Shark attack victim identified as Tasmanian health worker
UPDATE 11AM: THE woman attacked by a shark in the Whitsundays yesterday has been identified as Tasmanian woman Justine Barwick.
Family Based Care Tasmania, where the 46-year-old works, have released a statement confirming Mrs Barwick was on holidays with her family when the awful incident occurred.
Family Based Care CEO Douglass Doherty said Mrs Barwick is an avid snorkeler and was on an annual trip to the Whitsundays.
"I am able to confirm that our Operations Manager Justine Barwick, has been hospitalised as a result of a shark attack that took place at approximately 5pm yesterday in the Whitsunday Passage," Mr Doherty said.
"Justine was on leave with her husband and friends enjoying time on their family yacht as part of an annual trip to the Whitsundays. She is an avid snorkeler and enjoys these times away with family and friends.
"At this time Justine is in a critical but stable condition. Justine is a fighter - a fit resilient woman who is an outstanding leader in the aged and disability care sectors. These intrinsic attributes will serve her well in her recovery."
INITIAL: A TRIFECTA of lucky breaks has saved the life of a Tasmanian tourist mauled by a shark in the Whitsundays.
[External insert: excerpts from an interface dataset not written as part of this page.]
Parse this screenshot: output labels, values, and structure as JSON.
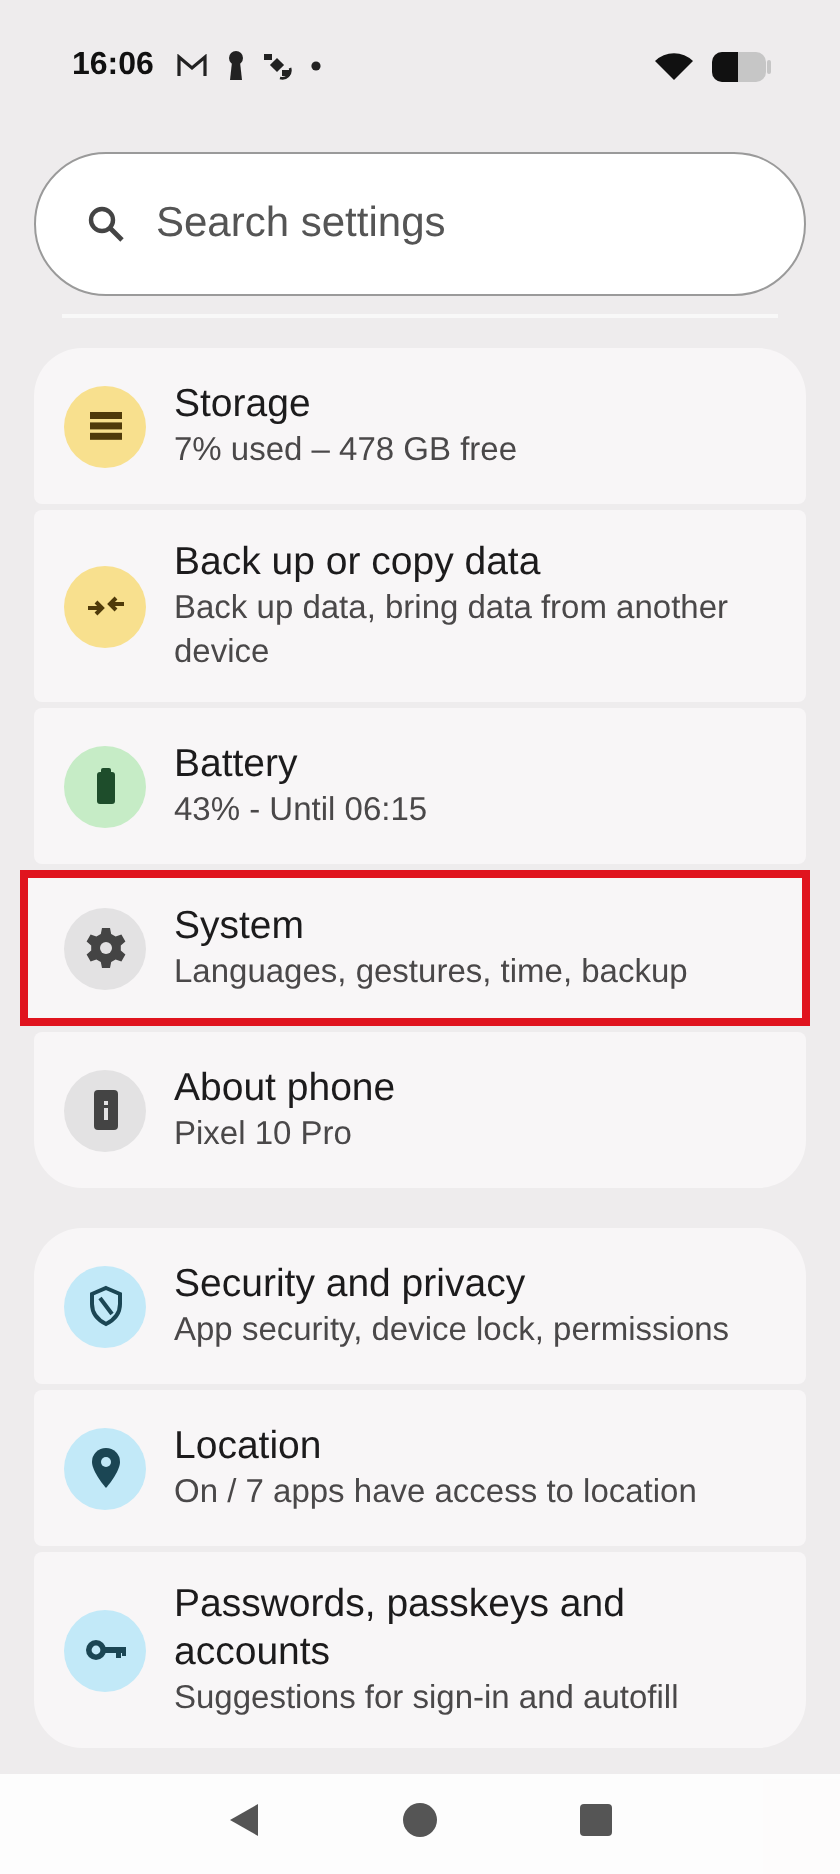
{
  "status_bar": {
    "time": "16:06"
  },
  "search": {
    "placeholder": "Search settings"
  },
  "groups": [
    {
      "items": [
        {
          "title": "Storage",
          "subtitle": "7% used – 478 GB free",
          "color": "#f8e08e",
          "highlighted": false
        },
        {
          "title": "Back up or copy data",
          "subtitle": "Back up data, bring data from another device",
          "color": "#f8e08e",
          "highlighted": false
        },
        {
          "title": "Battery",
          "subtitle": "43% - Until 06:15",
          "color": "#c6ecc6",
          "highlighted": false
        },
        {
          "title": "System",
          "subtitle": "Languages, gestures, time, backup",
          "color": "#e3e2e3",
          "highlighted": true
        },
        {
          "title": "About phone",
          "subtitle": "Pixel 10 Pro",
          "color": "#e3e2e3",
          "highlighted": false
        }
      ]
    },
    {
      "items": [
        {
          "title": "Security and privacy",
          "subtitle": "App security, device lock, permissions",
          "color": "#c2e9f8",
          "highlighted": false
        },
        {
          "title": "Location",
          "subtitle": "On / 7 apps have access to location",
          "color": "#c2e9f8",
          "highlighted": false
        },
        {
          "title": "Passwords, passkeys and accounts",
          "subtitle": "Suggestions for sign-in and autofill",
          "color": "#c2e9f8",
          "highlighted": false
        }
      ]
    }
  ]
}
The 46-year-old woman had a "huge chunk" of her right leg bitten off by a shark about 5pm on Wednesday, at Cid Harbour off Whitsunday Island.
It has been revealed a perfect mix of luck and emergency services coordination could have well saved the woman's life.
It is understood the RACQ CQ Rescue helicopter had been in the vicinity of the incident, tasked to a beacon search in Proserpine, when the four-men crew received the call, arriving on scene in 15 minutes.
As they hovered overhead, it drew the attention of an off-duty emergency doctor who was on a nearby yacht.
The doctor rushed to the scene as the woman was pulled onto 50-foot yacht Topaz, understood to be out of Sydney.
"There was a local emergency doctor from Mackay Base Hospital on another vessel and he ventured over when he saw us doing a few orbits around," RACQ CQ Rescue air crewman Ben McCauley said.
"He went over and helped out with the original first aid and did a lot of assessment for us so we could pretty much just pick her up and go from there.
"The original first aid was actually really well done, we actually didn't have to do anything with the leg. It was torniqueted up, bandaged really well and blood loss had stopped, they did really well."
Restricted by the lack of an open deck and the yacht's high mast, the RACQ CQ Rescue crew was forced to winch down into a dingy that had been repositioned 100 metres from the yacht.
The woman was then stabilised by a Queensland Ambulance Service critical care paramedic that had been on board the chopper.
"We didn't get a real good look at the leg itself, we didn't unpack it because there was no bleeding but we were told there was arterial bleeding, a lot of blood loss," Mr McCauley said.
"A big chunk of the leg taken, a few small puncture wounds on her calf muscle but apart from that, that was about it.
"The patient was sort of in and out of consciousness, we gave her some pain relief, put her to sleep and woke her up again so she didn't really have too much to say."
With their fuel tank just ten minutes short of what was needed to reach Mackay, the RACQ CQ Rescue diverted to Prosperine to refuel.
In a show of perfect synchronisation, the helicopter landed as on ground paramedics arrived with bags of blood and more pain relief.
RACQ CQ Rescue pilot Kevin Berry said the woman was lucky to be alive considering how much longer it would have taken for her to get help if they had not been in the area.
"We were about ten minutes short of fuel of coming back to Mackay, so we decided to go to Proserpine to refuel there," he said.
"It would have been ideal if we got have got some fuel at Hamilton Island, it's much closer, but unfortunately they didn't have any there.
"Those logistics were quite good that we all arrived at Proserpine at the same time and that gave the paramedic the chance to work on the patient a little bit more, stabilise her, put some monitoring on her and the fluids were needed straight away.
"So maybe fortuitous that landing at Proserpine got the fluids to her quicker than flying straight to Mackay. It all came together really.
"Certainly quick response, and I guess if we weren't in the area the emergency doctor wouldn't have known there was an issue, so very fortuitous that time, people and resources were there when we needed them."
The woman remains at Mackay Base Hospital in a critical condition.